● DATASET
+ + + + + + +

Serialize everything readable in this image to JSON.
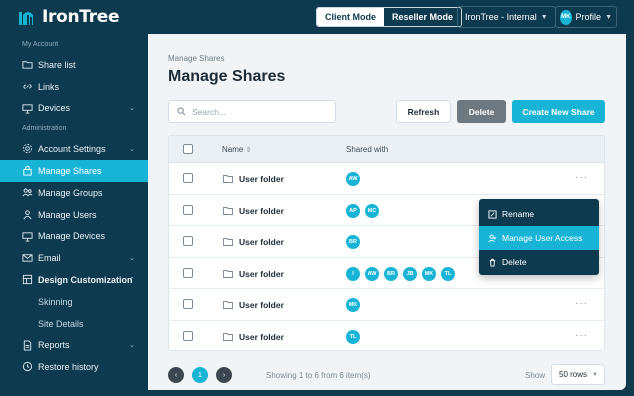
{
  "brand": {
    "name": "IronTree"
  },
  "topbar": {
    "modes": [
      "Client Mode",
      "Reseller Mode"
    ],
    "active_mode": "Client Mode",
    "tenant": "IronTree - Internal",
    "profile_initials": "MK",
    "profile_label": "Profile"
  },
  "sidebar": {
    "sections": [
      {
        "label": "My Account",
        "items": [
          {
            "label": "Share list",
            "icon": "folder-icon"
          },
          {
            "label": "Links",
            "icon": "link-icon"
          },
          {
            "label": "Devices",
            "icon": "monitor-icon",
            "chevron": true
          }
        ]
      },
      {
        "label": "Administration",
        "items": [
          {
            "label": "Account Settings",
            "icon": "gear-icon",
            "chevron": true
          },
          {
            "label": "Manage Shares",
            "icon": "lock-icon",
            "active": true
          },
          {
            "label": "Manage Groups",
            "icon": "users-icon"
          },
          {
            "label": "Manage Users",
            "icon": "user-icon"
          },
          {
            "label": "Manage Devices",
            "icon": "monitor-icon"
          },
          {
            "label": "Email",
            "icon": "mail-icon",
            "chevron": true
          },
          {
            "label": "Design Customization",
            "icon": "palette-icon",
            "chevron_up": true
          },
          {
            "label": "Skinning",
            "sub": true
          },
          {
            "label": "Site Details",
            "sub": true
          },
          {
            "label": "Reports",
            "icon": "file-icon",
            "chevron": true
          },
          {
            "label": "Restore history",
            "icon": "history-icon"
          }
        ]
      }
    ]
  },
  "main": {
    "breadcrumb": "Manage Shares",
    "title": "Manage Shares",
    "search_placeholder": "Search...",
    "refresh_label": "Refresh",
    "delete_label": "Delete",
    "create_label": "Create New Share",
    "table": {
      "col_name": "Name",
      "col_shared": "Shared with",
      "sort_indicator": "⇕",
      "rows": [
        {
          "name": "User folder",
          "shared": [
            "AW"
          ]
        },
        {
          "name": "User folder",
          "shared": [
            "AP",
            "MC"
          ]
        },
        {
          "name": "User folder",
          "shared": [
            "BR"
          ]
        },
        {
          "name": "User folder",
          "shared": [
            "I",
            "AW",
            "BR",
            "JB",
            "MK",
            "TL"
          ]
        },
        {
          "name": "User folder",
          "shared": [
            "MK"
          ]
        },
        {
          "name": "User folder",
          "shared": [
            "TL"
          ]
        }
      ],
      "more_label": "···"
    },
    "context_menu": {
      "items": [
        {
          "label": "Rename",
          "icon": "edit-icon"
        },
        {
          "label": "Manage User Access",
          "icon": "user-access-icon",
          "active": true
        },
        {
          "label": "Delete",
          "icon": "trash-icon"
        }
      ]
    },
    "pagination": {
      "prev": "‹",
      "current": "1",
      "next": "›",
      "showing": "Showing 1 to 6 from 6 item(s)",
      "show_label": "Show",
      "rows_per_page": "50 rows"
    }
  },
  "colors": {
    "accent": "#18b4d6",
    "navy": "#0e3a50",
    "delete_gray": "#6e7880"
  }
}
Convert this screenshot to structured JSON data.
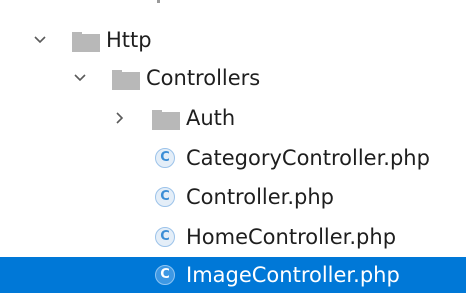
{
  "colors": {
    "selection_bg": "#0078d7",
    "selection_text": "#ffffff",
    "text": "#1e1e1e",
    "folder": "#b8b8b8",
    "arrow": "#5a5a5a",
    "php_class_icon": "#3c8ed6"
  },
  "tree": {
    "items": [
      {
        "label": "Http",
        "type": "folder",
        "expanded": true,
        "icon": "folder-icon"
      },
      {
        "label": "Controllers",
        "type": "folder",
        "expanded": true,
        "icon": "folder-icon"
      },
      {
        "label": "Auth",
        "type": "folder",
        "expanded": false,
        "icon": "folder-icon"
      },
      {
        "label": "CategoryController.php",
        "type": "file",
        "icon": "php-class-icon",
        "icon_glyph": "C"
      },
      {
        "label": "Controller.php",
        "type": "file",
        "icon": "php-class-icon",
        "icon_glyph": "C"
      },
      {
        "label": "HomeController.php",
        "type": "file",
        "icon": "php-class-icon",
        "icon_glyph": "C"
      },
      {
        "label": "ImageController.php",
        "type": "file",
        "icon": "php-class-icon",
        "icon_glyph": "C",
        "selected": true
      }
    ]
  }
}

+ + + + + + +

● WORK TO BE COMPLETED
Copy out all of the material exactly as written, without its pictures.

● RESULT FOR THIS EXERCISE
Serialize everything readable in this image to JSON.
{
  "brand": {
    "name": "IronTree"
  },
  "topbar": {
    "modes": [
      "Client Mode",
      "Reseller Mode"
    ],
    "active_mode": "Client Mode",
    "tenant": "IronTree - Internal",
    "profile_initials": "MK",
    "profile_label": "Profile"
  },
  "sidebar": {
    "sections": [
      {
        "label": "My Account",
        "items": [
          {
            "label": "Share list",
            "icon": "folder-icon"
          },
          {
            "label": "Links",
            "icon": "link-icon"
          },
          {
            "label": "Devices",
            "icon": "monitor-icon",
            "chevron": true
          }
        ]
      },
      {
        "label": "Administration",
        "items": [
          {
            "label": "Account Settings",
            "icon": "gear-icon",
            "chevron": true
          },
          {
            "label": "Manage Shares",
            "icon": "lock-icon",
            "active": true
          },
          {
            "label": "Manage Groups",
            "icon": "users-icon"
          },
          {
            "label": "Manage Users",
            "icon": "user-icon"
          },
          {
            "label": "Manage Devices",
            "icon": "monitor-icon"
          },
          {
            "label": "Email",
            "icon": "mail-icon",
            "chevron": true
          },
          {
            "label": "Design Customization",
            "icon": "palette-icon",
            "chevron_up": true
          },
          {
            "label": "Skinning",
            "sub": true
          },
          {
            "label": "Site Details",
            "sub": true
          },
          {
            "label": "Reports",
            "icon": "file-icon",
            "chevron": true
          },
          {
            "label": "Restore history",
            "icon": "history-icon"
          }
        ]
      }
    ]
  },
  "main": {
    "breadcrumb": "Manage Shares",
    "title": "Manage Shares",
    "search_placeholder": "Search...",
    "refresh_label": "Refresh",
    "delete_label": "Delete",
    "create_label": "Create New Share",
    "table": {
      "col_name": "Name",
      "col_shared": "Shared with",
      "sort_indicator": "⇕",
      "rows": [
        {
          "name": "User folder",
          "shared": [
            "AW"
          ]
        },
        {
          "name": "User folder",
          "shared": [
            "AP",
            "MC"
          ]
        },
        {
          "name": "User folder",
          "shared": [
            "BR"
          ]
        },
        {
          "name": "User folder",
          "shared": [
            "I",
            "AW",
            "BR",
            "JB",
            "MK",
            "TL"
          ]
        },
        {
          "name": "User folder",
          "shared": [
            "MK"
          ]
        },
        {
          "name": "User folder",
          "shared": [
            "TL"
          ]
        }
      ],
      "more_label": "···"
    },
    "context_menu": {
      "items": [
        {
          "label": "Rename",
          "icon": "edit-icon"
        },
        {
          "label": "Manage User Access",
          "icon": "user-access-icon",
          "active": true
        },
        {
          "label": "Delete",
          "icon": "trash-icon"
        }
      ]
    },
    "pagination": {
      "prev": "‹",
      "current": "1",
      "next": "›",
      "showing": "Showing 1 to 6 from 6 item(s)",
      "show_label": "Show",
      "rows_per_page": "50 rows"
    }
  },
  "colors": {
    "accent": "#18b4d6",
    "navy": "#0e3a50",
    "delete_gray": "#6e7880"
  }
}
Convert this screenshot to structured JSON data.
{
  "colors": {
    "selection_bg": "#0078d7",
    "selection_text": "#ffffff",
    "text": "#1e1e1e",
    "folder": "#b8b8b8",
    "arrow": "#5a5a5a",
    "php_class_icon": "#3c8ed6"
  },
  "tree": {
    "items": [
      {
        "label": "Http",
        "type": "folder",
        "expanded": true,
        "icon": "folder-icon"
      },
      {
        "label": "Controllers",
        "type": "folder",
        "expanded": true,
        "icon": "folder-icon"
      },
      {
        "label": "Auth",
        "type": "folder",
        "expanded": false,
        "icon": "folder-icon"
      },
      {
        "label": "CategoryController.php",
        "type": "file",
        "icon": "php-class-icon",
        "icon_glyph": "C"
      },
      {
        "label": "Controller.php",
        "type": "file",
        "icon": "php-class-icon",
        "icon_glyph": "C"
      },
      {
        "label": "HomeController.php",
        "type": "file",
        "icon": "php-class-icon",
        "icon_glyph": "C"
      },
      {
        "label": "ImageController.php",
        "type": "file",
        "icon": "php-class-icon",
        "icon_glyph": "C",
        "selected": true
      }
    ]
  }
}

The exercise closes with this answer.